Go through the entries below and copy each line containing the word "JSON".

### RECORDS SHOWN

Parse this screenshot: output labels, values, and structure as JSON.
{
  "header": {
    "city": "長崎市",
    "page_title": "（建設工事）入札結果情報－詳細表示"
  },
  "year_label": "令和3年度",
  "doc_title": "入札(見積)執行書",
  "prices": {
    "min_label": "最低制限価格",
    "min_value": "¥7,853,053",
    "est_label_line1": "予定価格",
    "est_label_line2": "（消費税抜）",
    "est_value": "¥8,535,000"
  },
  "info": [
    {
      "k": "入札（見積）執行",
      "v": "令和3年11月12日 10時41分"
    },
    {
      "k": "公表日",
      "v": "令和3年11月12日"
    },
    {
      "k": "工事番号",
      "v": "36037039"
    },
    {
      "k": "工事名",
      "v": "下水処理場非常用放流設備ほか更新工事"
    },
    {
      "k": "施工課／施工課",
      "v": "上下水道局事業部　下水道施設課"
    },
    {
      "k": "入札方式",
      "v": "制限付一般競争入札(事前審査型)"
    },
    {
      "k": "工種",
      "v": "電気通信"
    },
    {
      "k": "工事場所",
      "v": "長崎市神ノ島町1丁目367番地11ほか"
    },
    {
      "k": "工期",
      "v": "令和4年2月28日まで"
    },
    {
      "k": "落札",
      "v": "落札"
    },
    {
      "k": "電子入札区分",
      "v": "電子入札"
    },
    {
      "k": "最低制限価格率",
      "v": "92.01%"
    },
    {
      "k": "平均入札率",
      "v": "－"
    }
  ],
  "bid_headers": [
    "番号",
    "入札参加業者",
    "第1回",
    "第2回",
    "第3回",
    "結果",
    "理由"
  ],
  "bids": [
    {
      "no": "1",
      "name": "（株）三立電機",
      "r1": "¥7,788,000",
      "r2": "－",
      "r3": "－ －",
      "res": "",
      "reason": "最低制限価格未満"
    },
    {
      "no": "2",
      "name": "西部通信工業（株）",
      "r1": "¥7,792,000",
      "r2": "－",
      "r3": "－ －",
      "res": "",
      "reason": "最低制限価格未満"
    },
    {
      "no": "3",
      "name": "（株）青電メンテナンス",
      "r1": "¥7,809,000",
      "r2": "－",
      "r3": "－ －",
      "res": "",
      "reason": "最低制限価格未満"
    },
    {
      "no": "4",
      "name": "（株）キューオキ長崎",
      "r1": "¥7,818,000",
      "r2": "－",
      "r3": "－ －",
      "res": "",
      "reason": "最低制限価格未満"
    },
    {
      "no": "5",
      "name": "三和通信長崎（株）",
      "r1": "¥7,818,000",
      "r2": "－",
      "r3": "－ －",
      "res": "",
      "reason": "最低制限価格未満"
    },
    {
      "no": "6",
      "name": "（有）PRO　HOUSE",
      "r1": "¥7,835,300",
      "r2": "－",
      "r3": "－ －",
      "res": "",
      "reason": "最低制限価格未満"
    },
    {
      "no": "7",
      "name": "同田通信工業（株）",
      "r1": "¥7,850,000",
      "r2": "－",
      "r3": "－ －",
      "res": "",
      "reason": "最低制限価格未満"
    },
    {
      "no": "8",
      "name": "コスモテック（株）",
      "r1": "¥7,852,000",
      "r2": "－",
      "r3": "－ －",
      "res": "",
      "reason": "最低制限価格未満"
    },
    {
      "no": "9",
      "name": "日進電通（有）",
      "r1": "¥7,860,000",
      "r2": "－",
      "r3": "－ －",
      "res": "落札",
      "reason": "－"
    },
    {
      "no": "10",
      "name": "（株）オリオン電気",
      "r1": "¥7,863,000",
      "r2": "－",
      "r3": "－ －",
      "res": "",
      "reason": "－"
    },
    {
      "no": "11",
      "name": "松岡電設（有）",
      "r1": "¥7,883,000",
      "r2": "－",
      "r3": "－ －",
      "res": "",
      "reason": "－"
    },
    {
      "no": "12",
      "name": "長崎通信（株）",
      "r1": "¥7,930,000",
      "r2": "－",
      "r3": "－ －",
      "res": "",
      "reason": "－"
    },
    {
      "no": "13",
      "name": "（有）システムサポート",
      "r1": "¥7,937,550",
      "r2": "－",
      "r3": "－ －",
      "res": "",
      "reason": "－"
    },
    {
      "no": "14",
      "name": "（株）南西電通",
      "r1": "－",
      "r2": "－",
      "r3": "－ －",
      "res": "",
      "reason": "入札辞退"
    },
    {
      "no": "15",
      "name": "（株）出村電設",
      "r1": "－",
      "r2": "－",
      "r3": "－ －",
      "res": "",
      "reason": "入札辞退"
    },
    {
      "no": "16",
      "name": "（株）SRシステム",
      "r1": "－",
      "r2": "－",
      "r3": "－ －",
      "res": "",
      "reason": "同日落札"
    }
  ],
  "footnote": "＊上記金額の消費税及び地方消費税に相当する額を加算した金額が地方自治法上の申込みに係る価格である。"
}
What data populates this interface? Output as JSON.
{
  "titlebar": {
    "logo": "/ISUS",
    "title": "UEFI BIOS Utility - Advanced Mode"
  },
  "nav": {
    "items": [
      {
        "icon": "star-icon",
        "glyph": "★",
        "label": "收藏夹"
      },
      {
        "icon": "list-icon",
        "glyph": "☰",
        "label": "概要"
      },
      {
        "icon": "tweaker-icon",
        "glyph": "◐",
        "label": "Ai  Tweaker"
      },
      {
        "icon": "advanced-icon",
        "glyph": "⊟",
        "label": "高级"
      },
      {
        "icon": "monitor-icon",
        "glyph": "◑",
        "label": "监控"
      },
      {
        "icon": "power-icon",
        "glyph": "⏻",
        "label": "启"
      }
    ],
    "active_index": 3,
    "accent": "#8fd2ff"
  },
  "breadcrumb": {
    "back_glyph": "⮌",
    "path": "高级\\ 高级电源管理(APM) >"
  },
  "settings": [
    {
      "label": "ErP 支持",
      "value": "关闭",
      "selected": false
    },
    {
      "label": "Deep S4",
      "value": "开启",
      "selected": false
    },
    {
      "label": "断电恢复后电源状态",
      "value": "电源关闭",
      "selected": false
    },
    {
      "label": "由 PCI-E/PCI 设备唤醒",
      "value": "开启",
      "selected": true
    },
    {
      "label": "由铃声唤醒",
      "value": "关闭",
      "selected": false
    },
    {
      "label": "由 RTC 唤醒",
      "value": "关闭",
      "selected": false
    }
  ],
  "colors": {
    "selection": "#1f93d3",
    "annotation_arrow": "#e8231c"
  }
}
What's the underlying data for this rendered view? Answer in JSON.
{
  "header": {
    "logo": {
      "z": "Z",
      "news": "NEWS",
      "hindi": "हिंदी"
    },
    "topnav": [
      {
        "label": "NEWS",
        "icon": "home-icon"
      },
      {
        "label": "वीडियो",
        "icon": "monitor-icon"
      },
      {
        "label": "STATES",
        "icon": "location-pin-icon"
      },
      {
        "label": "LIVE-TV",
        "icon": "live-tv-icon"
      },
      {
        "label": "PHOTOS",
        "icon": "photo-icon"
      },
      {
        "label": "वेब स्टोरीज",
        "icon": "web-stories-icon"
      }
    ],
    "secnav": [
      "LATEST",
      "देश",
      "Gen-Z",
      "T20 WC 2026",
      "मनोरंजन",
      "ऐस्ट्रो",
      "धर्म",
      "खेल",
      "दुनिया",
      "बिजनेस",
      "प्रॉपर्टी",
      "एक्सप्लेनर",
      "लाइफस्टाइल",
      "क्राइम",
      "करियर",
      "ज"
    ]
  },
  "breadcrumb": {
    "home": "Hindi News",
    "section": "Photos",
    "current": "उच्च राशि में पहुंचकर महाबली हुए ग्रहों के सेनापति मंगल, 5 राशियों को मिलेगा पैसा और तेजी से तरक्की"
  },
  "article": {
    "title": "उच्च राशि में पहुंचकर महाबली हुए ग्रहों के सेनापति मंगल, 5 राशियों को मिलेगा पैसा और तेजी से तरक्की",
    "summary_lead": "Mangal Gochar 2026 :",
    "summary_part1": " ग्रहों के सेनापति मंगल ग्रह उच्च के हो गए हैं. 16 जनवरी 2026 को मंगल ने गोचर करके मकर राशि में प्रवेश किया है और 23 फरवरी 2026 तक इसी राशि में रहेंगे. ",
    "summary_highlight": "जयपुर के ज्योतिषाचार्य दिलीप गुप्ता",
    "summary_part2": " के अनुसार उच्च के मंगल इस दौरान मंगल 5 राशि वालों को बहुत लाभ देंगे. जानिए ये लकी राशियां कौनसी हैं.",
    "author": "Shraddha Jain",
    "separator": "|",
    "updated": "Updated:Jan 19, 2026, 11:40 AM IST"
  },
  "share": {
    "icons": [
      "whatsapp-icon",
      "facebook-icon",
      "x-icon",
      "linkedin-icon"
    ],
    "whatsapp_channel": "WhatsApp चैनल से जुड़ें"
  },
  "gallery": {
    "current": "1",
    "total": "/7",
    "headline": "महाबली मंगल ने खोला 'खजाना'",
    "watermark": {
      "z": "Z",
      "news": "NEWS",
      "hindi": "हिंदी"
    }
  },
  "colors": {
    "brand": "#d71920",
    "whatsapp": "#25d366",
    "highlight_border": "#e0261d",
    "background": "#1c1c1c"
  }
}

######

TASK ANSWER:
Parse this screenshot: output labels, values, and structure as JSON.
What data populates this interface? Output as JSON.
What's the underlying data for this rendered view? Answer in JSON.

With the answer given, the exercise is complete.